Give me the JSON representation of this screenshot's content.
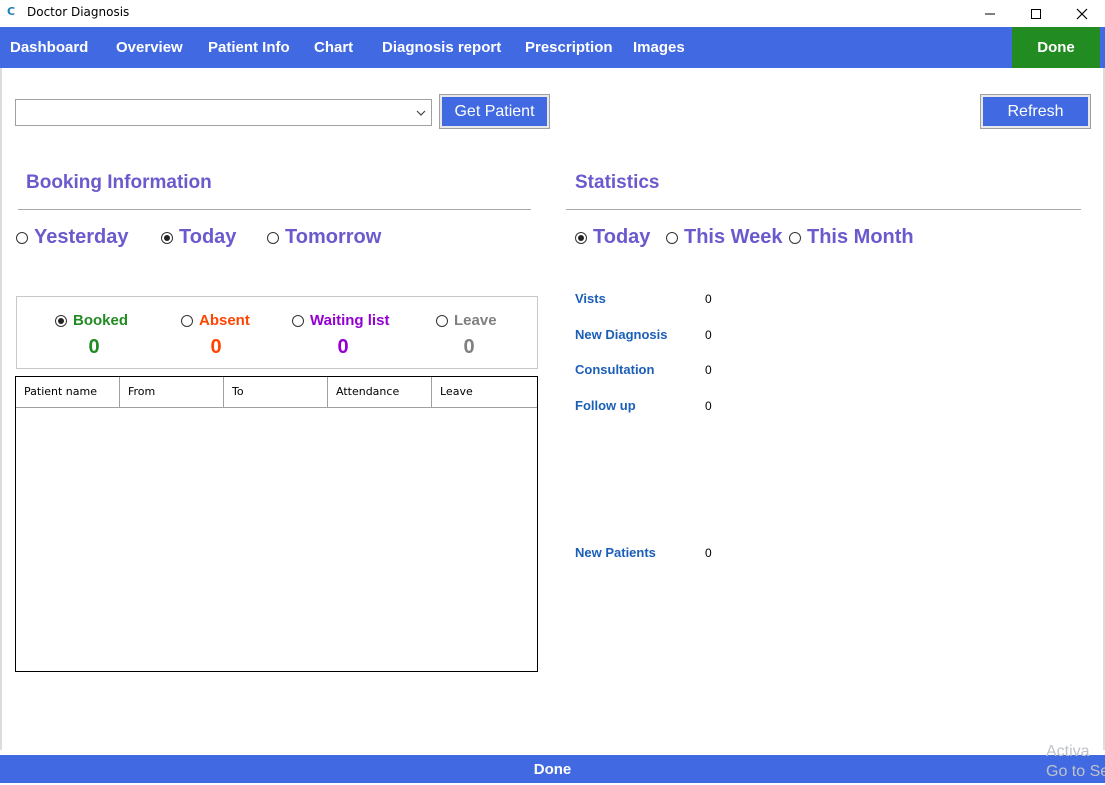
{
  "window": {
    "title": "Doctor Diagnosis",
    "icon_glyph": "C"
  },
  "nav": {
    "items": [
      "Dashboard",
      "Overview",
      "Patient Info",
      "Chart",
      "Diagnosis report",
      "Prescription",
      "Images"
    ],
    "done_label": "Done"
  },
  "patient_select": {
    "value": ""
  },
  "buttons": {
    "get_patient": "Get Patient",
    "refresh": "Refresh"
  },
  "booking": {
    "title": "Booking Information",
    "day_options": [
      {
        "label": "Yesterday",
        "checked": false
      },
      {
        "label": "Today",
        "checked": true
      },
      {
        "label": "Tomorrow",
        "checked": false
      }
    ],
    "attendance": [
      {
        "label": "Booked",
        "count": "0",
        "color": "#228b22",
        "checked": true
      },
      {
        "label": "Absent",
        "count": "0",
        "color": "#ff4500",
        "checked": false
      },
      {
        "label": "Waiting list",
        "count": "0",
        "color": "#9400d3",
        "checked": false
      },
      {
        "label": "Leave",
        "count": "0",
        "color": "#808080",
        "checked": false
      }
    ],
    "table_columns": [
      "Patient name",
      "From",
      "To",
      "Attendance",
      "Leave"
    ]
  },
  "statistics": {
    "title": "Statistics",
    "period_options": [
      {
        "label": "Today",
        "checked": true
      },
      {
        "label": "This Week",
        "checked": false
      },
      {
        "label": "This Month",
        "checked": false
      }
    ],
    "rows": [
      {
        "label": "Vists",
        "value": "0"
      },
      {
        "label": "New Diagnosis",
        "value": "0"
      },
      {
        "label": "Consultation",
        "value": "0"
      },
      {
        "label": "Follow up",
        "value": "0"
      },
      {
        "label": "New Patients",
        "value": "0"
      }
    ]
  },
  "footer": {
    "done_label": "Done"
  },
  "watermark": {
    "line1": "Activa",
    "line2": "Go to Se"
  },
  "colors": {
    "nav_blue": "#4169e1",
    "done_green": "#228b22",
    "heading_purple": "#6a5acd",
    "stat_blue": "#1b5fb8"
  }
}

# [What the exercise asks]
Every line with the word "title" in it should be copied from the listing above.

# [Task output]
    "title": "Doctor Diagnosis",
    "title": "Booking Information",
    "title": "Statistics",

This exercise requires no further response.